## Work instruction
Go through the entries below and pick out every line with "repeating".

━━━ Supplied records ━━━

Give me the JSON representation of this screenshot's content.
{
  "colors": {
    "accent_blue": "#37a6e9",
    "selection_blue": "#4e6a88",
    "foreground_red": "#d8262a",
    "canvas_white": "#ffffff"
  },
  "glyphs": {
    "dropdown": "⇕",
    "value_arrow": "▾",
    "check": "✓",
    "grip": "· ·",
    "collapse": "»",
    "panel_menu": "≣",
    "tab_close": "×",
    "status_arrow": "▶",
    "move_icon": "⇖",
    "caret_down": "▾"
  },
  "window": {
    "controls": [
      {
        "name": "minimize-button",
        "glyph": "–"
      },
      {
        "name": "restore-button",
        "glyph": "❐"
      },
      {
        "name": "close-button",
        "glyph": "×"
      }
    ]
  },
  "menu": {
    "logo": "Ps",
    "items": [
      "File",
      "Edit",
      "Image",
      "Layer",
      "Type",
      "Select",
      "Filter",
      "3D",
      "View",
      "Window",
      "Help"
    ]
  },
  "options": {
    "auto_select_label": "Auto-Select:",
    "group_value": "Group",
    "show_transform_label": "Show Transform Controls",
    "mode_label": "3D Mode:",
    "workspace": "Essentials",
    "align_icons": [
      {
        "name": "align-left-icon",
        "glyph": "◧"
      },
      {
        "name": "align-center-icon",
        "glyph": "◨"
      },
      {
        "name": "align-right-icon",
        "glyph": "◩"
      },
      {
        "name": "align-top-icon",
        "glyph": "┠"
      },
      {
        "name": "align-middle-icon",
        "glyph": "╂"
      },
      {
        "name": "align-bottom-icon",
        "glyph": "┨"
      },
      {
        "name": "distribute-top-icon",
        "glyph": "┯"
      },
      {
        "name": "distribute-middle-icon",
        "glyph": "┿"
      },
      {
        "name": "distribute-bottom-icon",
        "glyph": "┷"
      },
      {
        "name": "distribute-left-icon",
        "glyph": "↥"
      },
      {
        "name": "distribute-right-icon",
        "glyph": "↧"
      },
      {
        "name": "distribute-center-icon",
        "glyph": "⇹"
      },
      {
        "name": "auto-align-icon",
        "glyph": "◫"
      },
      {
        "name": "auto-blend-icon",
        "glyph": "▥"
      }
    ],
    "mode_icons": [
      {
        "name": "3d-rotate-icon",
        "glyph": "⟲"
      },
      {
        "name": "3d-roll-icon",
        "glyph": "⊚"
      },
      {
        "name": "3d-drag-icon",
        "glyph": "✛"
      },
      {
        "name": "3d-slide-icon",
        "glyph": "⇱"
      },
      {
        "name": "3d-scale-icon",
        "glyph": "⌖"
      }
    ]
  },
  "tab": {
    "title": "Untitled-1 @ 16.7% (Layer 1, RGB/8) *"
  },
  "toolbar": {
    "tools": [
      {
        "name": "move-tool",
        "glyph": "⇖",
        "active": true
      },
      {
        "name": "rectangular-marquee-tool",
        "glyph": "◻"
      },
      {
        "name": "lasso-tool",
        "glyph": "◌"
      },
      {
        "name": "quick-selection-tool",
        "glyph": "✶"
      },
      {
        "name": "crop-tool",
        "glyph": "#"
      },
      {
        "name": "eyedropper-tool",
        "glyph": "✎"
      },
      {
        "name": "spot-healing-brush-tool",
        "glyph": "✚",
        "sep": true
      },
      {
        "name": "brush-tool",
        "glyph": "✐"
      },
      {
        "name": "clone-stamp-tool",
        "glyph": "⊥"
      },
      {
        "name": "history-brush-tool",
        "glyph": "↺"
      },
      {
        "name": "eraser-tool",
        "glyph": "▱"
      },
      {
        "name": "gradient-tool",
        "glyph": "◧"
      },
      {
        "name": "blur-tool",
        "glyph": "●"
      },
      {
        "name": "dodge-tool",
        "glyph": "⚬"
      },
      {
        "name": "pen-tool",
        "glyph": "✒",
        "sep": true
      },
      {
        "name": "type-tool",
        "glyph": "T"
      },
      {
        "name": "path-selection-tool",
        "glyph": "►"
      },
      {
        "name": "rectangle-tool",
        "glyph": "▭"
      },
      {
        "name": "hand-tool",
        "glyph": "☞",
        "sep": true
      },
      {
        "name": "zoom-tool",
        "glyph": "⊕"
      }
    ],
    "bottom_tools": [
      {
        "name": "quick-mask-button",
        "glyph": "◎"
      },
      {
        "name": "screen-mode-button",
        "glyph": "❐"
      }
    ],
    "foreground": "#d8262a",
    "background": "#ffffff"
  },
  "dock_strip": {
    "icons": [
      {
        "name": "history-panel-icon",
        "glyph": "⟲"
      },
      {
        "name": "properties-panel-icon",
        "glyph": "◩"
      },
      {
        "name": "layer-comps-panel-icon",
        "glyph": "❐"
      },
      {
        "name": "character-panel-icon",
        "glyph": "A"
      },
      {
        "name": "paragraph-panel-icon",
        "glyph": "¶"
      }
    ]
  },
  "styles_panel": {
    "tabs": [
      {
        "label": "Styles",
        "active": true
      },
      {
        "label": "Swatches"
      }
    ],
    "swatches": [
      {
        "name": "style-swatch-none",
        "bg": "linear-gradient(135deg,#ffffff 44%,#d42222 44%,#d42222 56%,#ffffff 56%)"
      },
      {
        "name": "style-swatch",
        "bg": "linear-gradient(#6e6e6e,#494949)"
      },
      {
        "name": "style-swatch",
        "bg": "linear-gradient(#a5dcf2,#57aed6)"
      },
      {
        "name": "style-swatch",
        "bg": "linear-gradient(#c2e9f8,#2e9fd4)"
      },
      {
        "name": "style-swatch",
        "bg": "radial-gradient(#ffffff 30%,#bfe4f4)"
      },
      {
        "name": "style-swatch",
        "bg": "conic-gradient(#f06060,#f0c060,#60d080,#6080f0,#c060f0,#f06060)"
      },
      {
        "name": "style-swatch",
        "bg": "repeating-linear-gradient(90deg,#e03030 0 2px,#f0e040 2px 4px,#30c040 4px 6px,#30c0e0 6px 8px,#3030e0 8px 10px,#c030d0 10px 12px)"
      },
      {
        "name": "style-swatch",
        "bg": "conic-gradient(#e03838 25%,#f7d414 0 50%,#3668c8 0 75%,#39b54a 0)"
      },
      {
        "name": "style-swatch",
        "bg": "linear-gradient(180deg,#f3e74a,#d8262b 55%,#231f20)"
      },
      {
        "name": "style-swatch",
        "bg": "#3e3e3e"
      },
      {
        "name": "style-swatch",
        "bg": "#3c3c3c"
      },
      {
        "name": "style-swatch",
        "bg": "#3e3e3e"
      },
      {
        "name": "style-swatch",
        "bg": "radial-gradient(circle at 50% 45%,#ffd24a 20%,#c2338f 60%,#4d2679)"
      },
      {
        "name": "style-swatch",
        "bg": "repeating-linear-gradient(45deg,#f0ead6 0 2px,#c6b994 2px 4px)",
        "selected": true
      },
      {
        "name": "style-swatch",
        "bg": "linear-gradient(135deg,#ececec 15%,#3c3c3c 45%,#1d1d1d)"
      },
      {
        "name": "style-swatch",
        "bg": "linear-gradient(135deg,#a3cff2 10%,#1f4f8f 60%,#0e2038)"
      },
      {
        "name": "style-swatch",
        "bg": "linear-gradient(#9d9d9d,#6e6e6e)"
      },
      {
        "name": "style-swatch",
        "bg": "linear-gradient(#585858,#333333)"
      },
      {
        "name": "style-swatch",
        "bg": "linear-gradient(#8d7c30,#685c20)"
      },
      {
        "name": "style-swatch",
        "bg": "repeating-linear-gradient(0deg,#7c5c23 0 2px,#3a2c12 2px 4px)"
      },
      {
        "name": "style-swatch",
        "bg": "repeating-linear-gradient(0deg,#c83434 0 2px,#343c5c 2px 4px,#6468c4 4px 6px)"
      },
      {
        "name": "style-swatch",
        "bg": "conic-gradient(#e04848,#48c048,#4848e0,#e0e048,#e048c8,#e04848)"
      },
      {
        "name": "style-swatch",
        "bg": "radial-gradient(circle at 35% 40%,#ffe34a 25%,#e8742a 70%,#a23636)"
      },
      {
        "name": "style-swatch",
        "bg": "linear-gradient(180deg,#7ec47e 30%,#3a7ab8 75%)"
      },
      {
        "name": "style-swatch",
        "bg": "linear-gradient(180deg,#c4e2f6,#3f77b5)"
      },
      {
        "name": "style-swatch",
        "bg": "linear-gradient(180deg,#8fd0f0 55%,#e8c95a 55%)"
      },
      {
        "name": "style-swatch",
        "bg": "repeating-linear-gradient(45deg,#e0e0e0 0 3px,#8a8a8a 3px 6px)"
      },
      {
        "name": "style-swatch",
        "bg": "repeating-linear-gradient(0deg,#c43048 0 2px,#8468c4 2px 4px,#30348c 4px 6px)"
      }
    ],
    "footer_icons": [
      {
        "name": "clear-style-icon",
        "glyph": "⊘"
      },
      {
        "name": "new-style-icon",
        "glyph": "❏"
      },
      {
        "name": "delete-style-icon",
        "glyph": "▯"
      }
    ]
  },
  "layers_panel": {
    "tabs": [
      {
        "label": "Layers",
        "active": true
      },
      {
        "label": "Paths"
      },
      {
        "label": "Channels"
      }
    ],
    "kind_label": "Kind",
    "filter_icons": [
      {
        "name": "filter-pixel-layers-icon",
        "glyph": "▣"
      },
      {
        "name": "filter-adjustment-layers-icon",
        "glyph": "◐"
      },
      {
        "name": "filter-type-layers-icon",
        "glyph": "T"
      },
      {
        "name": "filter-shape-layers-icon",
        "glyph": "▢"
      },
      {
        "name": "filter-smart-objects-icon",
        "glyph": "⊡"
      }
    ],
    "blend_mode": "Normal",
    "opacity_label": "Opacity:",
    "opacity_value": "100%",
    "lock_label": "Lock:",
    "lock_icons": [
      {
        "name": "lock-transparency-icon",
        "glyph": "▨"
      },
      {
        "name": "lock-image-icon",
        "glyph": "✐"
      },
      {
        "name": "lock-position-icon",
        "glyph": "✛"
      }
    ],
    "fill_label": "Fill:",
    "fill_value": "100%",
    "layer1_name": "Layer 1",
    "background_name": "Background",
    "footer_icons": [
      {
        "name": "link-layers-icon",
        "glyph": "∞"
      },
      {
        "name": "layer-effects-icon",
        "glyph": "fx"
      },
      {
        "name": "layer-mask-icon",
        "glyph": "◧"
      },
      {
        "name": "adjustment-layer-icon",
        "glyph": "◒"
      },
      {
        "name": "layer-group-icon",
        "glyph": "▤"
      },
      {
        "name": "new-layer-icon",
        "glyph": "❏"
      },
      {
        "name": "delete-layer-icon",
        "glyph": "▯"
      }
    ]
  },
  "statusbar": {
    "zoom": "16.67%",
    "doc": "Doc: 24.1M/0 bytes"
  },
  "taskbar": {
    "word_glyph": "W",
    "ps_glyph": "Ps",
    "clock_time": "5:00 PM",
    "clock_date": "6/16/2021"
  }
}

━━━

## Solution for this problem
        "bg": "repeating-linear-gradient(90deg,#e03030 0 2px,#f0e040 2px 4px,#30c040 4px 6px,#30c0e0 6px 8px,#3030e0 8px 10px,#c030d0 10px 12px)"
        "bg": "repeating-linear-gradient(45deg,#f0ead6 0 2px,#c6b994 2px 4px)",
        "bg": "repeating-linear-gradient(0deg,#7c5c23 0 2px,#3a2c12 2px 4px)"
        "bg": "repeating-linear-gradient(0deg,#c83434 0 2px,#343c5c 2px 4px,#6468c4 4px 6px)"
        "bg": "repeating-linear-gradient(45deg,#e0e0e0 0 3px,#8a8a8a 3px 6px)"
        "bg": "repeating-linear-gradient(0deg,#c43048 0 2px,#8468c4 2px 4px,#30348c 4px 6px)"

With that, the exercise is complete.